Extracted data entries
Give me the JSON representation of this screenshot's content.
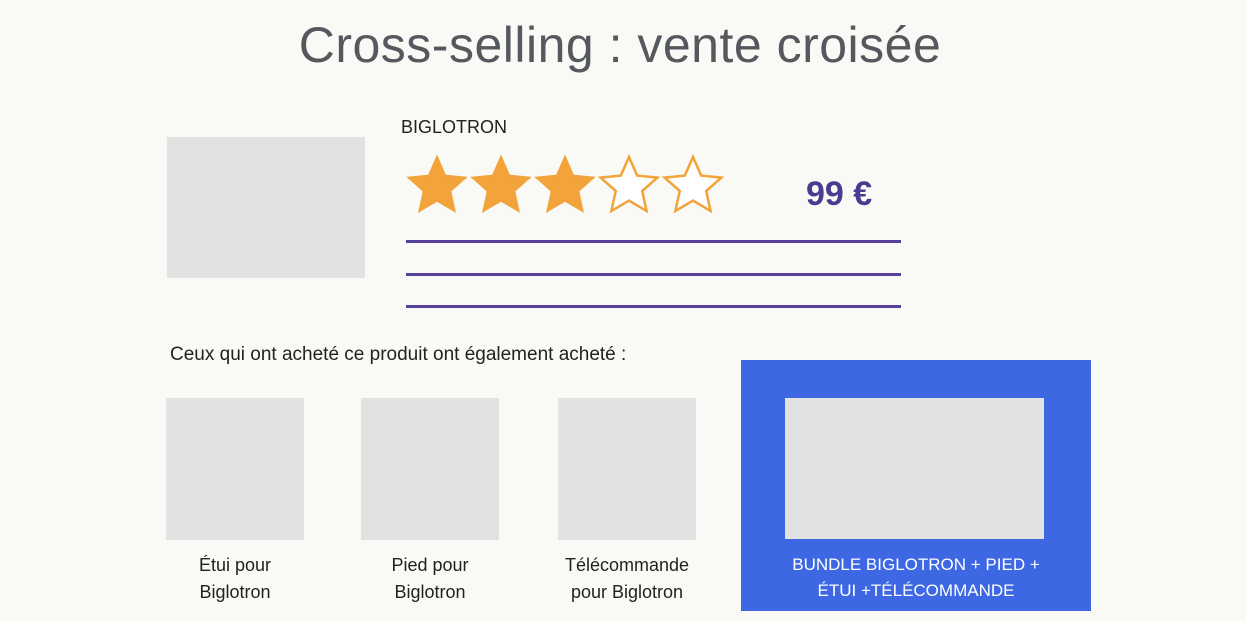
{
  "title": "Cross-selling : vente croisée",
  "product": {
    "name": "BIGLOTRON",
    "rating": 3,
    "rating_max": 5,
    "price": "99 €"
  },
  "colors": {
    "star": "#f2a33a",
    "accent": "#4b3a91",
    "bundle_bg": "#3d67e3"
  },
  "cross_sell": {
    "label": "Ceux qui ont acheté ce produit ont également acheté :",
    "items": [
      {
        "caption": "Étui pour\nBiglotron"
      },
      {
        "caption": "Pied pour\nBiglotron"
      },
      {
        "caption": "Télécommande\npour Biglotron"
      }
    ],
    "bundle": {
      "caption": "BUNDLE BIGLOTRON + PIED +\nÉTUI +TÉLÉCOMMANDE"
    }
  }
}
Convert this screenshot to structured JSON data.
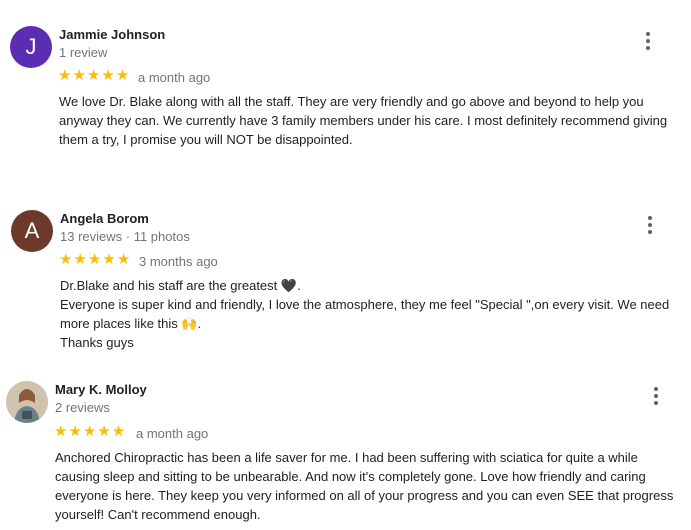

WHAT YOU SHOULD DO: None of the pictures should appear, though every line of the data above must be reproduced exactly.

ANSWER FOR THIS EXERCISE:
Give me the JSON representation of this screenshot's content.
{
  "title": "Cross-selling : vente croisée",
  "product": {
    "name": "BIGLOTRON",
    "rating": 3,
    "rating_max": 5,
    "price": "99 €"
  },
  "colors": {
    "star": "#f2a33a",
    "accent": "#4b3a91",
    "bundle_bg": "#3d67e3"
  },
  "cross_sell": {
    "label": "Ceux qui ont acheté ce produit ont également acheté :",
    "items": [
      {
        "caption": "Étui pour\nBiglotron"
      },
      {
        "caption": "Pied pour\nBiglotron"
      },
      {
        "caption": "Télécommande\npour Biglotron"
      }
    ],
    "bundle": {
      "caption": "BUNDLE BIGLOTRON + PIED +\nÉTUI +TÉLÉCOMMANDE"
    }
  }
}
Convert this screenshot to structured JSON data.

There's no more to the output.